_Task_: Copy the entries exactly, leaving out nothing.

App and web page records
- - -
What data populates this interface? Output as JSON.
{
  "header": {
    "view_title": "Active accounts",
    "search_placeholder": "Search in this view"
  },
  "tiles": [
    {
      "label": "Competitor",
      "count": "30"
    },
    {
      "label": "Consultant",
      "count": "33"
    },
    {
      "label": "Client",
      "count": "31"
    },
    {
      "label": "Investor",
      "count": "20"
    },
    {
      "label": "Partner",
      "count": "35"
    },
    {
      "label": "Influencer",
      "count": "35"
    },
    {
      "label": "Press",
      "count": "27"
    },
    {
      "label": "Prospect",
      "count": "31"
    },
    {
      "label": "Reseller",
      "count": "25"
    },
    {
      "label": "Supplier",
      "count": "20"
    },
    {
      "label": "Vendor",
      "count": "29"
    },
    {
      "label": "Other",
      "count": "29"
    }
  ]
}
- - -
_Task response_:
What data populates this interface? Output as JSON.
{
  "header": {
    "view_title": "Active accounts",
    "search_placeholder": "Search in this view"
  },
  "tiles": [
    {
      "label": "Competitor",
      "count": "30"
    },
    {
      "label": "Consultant",
      "count": "33"
    },
    {
      "label": "Client",
      "count": "31"
    },
    {
      "label": "Investor",
      "count": "20"
    },
    {
      "label": "Partner",
      "count": "35"
    },
    {
      "label": "Influencer",
      "count": "35"
    },
    {
      "label": "Press",
      "count": "27"
    },
    {
      "label": "Prospect",
      "count": "31"
    },
    {
      "label": "Reseller",
      "count": "25"
    },
    {
      "label": "Supplier",
      "count": "20"
    },
    {
      "label": "Vendor",
      "count": "29"
    },
    {
      "label": "Other",
      "count": "29"
    }
  ]
}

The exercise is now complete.